US Airways - August 2013 - (Page 11)
Did You Know?
News, Notes, and
How fast does
a plane go?
The speeds achieved today
by modern airliners were almost
unimaginable in the early days of
air transportation. Even up until
the 1950s, traveling across the
still accomplished best
by train — in two
days! Today, you can
travel from Charlotte
to Los Angeles on a
US Airways Airbus A321 in
just over ﬁve hours.
—Capt. Bob Skinner
WHAT’S UP WITH AIRPORT CODES?
You’ve probably noticed the three-letter
codes for airports on your luggage tag or
when booking a ﬂight. Some make sense (BOS
for Boston) while others are more cryptic (MSY
for New Orleans).
ILLUSTRATION BY NIGEL HOLMES
Why is there
a delay when
Summer is one of
the busiest travel
seasons. And while the
weather is mostly bright
and clear, there can still be
ﬂight delays. You may be
ﬂying from sunny Charlotte
to sizzling Phoenix, when all
of a sudden there’s a delay.
There are several factors
at play. For example, the plane you’re departing on could be coming from a destination where there are weather problems. Or
the plane might have experienced a ground
stop or ground delay coming from its original destination. Perhaps planes had to be
swapped or the ﬂight crew timed out and a
replacement crew had to be called in.
Airport codes were developed when air travel
became popular in the 1930s. Many airports took
the city’s two-letter weather station code and added
X at the end — Los Angeles became LAX, Phoenix became PHX. Other airports used the ﬁrst
three letters of the city name or of the cities served
— BOS for Boston, DFW for Dallas/Fort Worth.
Some of the more puzzling codes come from
the name of the airport, such as Charles de Gaulle
(CDG) airport in Paris, France. Nashville’s main
airport (BNA) was once known as Berry Field
Nashville after Col. Harry Berry, who helped
build it. Other codes recall what the airport once
was — Columbus, Ohio’s CMH is for Columbus
Municipal Hangar, and New Orleans’s MSY
stands for the Moisant Stock Yards.
Geography comes into play as well.
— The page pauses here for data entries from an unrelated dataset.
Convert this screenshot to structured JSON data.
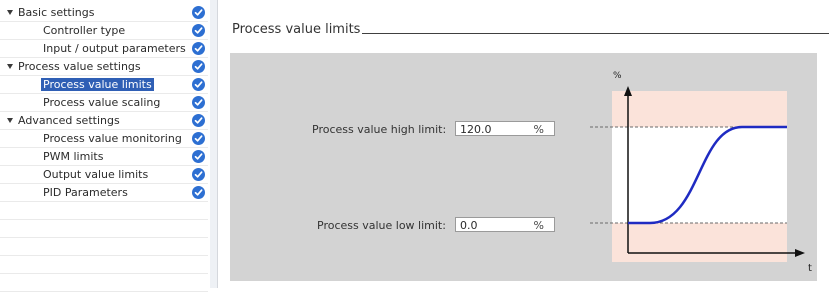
{
  "nav": {
    "items": [
      {
        "label": "Basic settings",
        "level": 0,
        "expanded": true,
        "selected": false
      },
      {
        "label": "Controller type",
        "level": 1,
        "expanded": false,
        "selected": false
      },
      {
        "label": "Input / output parameters",
        "level": 1,
        "expanded": false,
        "selected": false
      },
      {
        "label": "Process value settings",
        "level": 0,
        "expanded": true,
        "selected": false
      },
      {
        "label": "Process value limits",
        "level": 1,
        "expanded": false,
        "selected": true
      },
      {
        "label": "Process value scaling",
        "level": 1,
        "expanded": false,
        "selected": false
      },
      {
        "label": "Advanced settings",
        "level": 0,
        "expanded": true,
        "selected": false
      },
      {
        "label": "Process value monitoring",
        "level": 1,
        "expanded": false,
        "selected": false
      },
      {
        "label": "PWM limits",
        "level": 1,
        "expanded": false,
        "selected": false
      },
      {
        "label": "Output value limits",
        "level": 1,
        "expanded": false,
        "selected": false
      },
      {
        "label": "PID Parameters",
        "level": 1,
        "expanded": false,
        "selected": false
      }
    ],
    "status_icon": "check-circle-icon"
  },
  "section": {
    "title": "Process value limits"
  },
  "fields": {
    "high": {
      "label": "Process value high limit:",
      "value": "120.0",
      "unit": "%"
    },
    "low": {
      "label": "Process value low limit:",
      "value": "0.0",
      "unit": "%"
    }
  },
  "diagram": {
    "y_axis_label": "%",
    "x_axis_label": "t"
  },
  "colors": {
    "accent": "#2d6fd2",
    "selection": "#2f5fb5",
    "panel": "#d3d3d3",
    "out_of_range_band": "#fbe3da",
    "curve": "#1f2bc2"
  }
}
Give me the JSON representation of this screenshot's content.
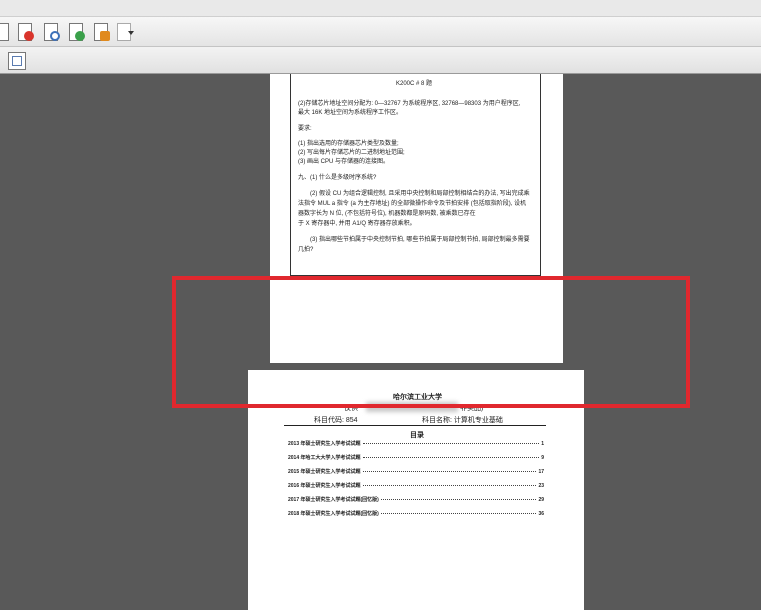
{
  "toolbar": {
    "icons": [
      "forward-icon",
      "delete-pdf-icon",
      "search-doc-icon",
      "export-icon",
      "edit-sign-icon",
      "settings-icon"
    ],
    "colors": {
      "red": "#d9342b",
      "green": "#3aa04a",
      "blue": "#3c70b8",
      "orange": "#e08a1e"
    }
  },
  "page1": {
    "header": "K200C # 8 题",
    "q2_line1": "(2)存储芯片地址空间分配为: 0—32767 为系统程序区, 32768—98303 为用户程序区,",
    "q2_line2": "最大 16K 地址空间为系统程序工作区。",
    "req_label": "要求:",
    "req1": "(1)   指出选用的存储器芯片类型及数量;",
    "req2": "(2)   写出每片存储芯片的二进制地址范围;",
    "req3": "(3)   画出 CPU 与存储器的连接图。",
    "q9_title": "九、(1) 什么是多级时序系统?",
    "q9_2a": "(2) 假设 CU 为组合逻辑控制, 且采用中央控制和局部控制相结合的办法, 写出完成乘",
    "q9_2b": "法指令 MUL a 指令 (a 为主存地址) 的全部微操作命令及节拍安排 (包括取指阶段), 设机",
    "q9_2c": "器数字长为 N 位, (不包括符号位), 机器数都是原码数, 被乘数已存在",
    "q9_2d": "于 X 寄存器中, 并用 A1/Q 寄存器存放乘积。",
    "q9_3a": "(3) 指出哪些节拍属于中央控制节拍, 哪些节拍属于局部控制节拍, 局部控制最多需要",
    "q9_3b": "几拍?"
  },
  "page2": {
    "university": "哈尔滨工业大学",
    "copy_prefix": "仅供",
    "copy_suffix": "非卖品)",
    "code_label": "科目代码: 854",
    "subject_label": "科目名称: 计算机专业基础",
    "toc_title": "目录",
    "toc": [
      {
        "title": "2013 年硕士研究生入学考试试题",
        "page": "1"
      },
      {
        "title": "2014 年哈工大大学入学考试试题",
        "page": "9"
      },
      {
        "title": "2015 年硕士研究生入学考试试题",
        "page": "17"
      },
      {
        "title": "2016 年硕士研究生入学考试试题",
        "page": "23"
      },
      {
        "title": "2017 年硕士研究生入学考试试题(回忆版)",
        "page": "29"
      },
      {
        "title": "2018 年硕士研究生入学考试试题(回忆版)",
        "page": "36"
      }
    ]
  },
  "highlight": {
    "color": "#e0282e"
  }
}
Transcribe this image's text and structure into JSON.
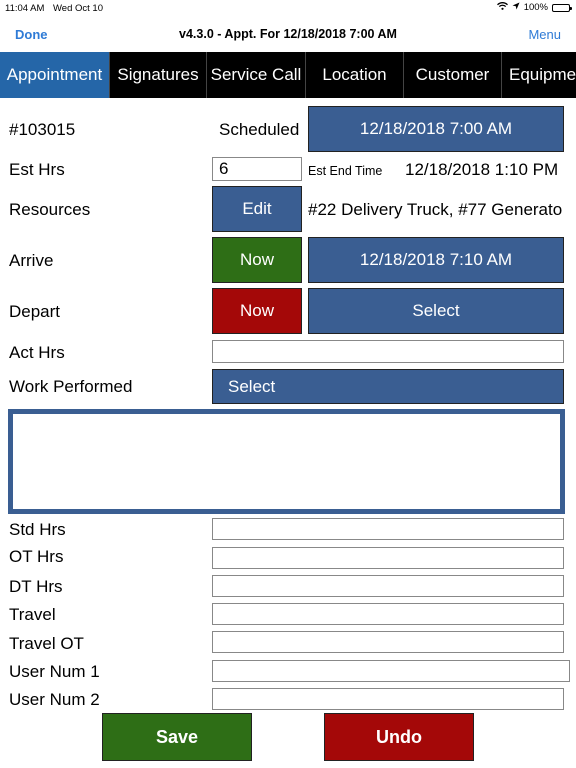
{
  "status_bar": {
    "time": "11:04 AM",
    "date": "Wed Oct 10",
    "battery": "100%"
  },
  "nav": {
    "done": "Done",
    "title": "v4.3.0 - Appt. For 12/18/2018 7:00 AM",
    "menu": "Menu"
  },
  "tabs": [
    "Appointment",
    "Signatures",
    "Service Call",
    "Location",
    "Customer",
    "Equipme"
  ],
  "appointment": {
    "number": "#103015",
    "status": "Scheduled",
    "scheduled_datetime": "12/18/2018 7:00 AM",
    "est_hrs_label": "Est Hrs",
    "est_hrs_value": "6",
    "est_end_label": "Est End Time",
    "est_end_value": "12/18/2018 1:10 PM",
    "resources_label": "Resources",
    "edit_label": "Edit",
    "resources_value": "#22 Delivery Truck, #77 Generato",
    "arrive_label": "Arrive",
    "arrive_now": "Now",
    "arrive_value": "12/18/2018 7:10 AM",
    "depart_label": "Depart",
    "depart_now": "Now",
    "depart_select": "Select",
    "act_hrs_label": "Act Hrs",
    "work_performed_label": "Work Performed",
    "work_select": "Select",
    "std_hrs_label": "Std Hrs",
    "ot_hrs_label": "OT Hrs",
    "dt_hrs_label": "DT Hrs",
    "travel_label": "Travel",
    "travel_ot_label": "Travel OT",
    "user_num1_label": "User Num 1",
    "user_num2_label": "User Num 2"
  },
  "actions": {
    "save": "Save",
    "undo": "Undo"
  },
  "colors": {
    "nav_blue": "#2f7bd6",
    "tab_active": "#2566a8",
    "button_blue": "#3a5e92",
    "green": "#2e6e16",
    "red": "#a40808"
  }
}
Cincinnati’s
airport (CVG) is located in northern Kentucky
and takes its name from the town of Covington.
There are more rules now for new airport
codes. Some letters aren’t permitted because
they’re designated for other
uses: N is reserved for naval
codes, W and K are codes
Think you’ve got the hang of it?
for radio stations, and Y
Take our short quiz and ﬁnd out:
is used for all Canadian
1. Orlando, FL
codes. Another catch? The
2. Portland, OR B. DTW
ﬁrst and second letters or
3. Raleigh, NC
second and third letters
4. Detroit, MI
cannot be the same for
5. Louisville, KY E. SDF
airports within 200 miles
of each other.
ANSWERS: 1.) C 2.) D 3.) A 4.) B 5.) E
While at cruising altitude on
a long-distance ﬂight, you’re
traveling about eight nautical
miles per minute. That’s
approximately 550 miles
Speeds vary greatly
depending on the phase of ﬂight.
On takeoff, an Airbus A320 will lift off
the runway at about 175 mph and then
accelerate to a climb speed of about 335
mph. Cruise speed is generally in the
520–550 mph range. At touchdown the
plane’s speed is about 150 mph.
Table of Contents for the Digital Edition of US Airways - August 2013
US Airways - August 2013
Table of Contents
From the Editor
Did You Know?
Making It Happen
Hot Spots: Architectural Attractions
Wine & Dine: Italy's Gourmet Capital
Adventure: Diving for Dinner
Golf: The Wyndham Championship
Adventure: Drive Time at Bondurant
Great Escapes: Riu Resorts
Gear Up: Tools to Stay Cool
Travel Feature: Seattle's Outdoor Delights
US Airways: Staffing the Skies
Health Matters: Rapid Recovery
Special Section: Historically Black Colleges & Universities
Must Read: The Book of Immortality
Great Dates: Euphoria Festival
Readers Resource Index
Your US Airways Guide
U.S. and Caribbean Service Map
International Service Map
Airport Terminal Maps
US Airways Fleet/Customs & Immigration
Passenger Info/Contact US Airways
US Airways MarketPlace®
Giving: Pulling Together
Window or Aisle?
US Airways - August 2013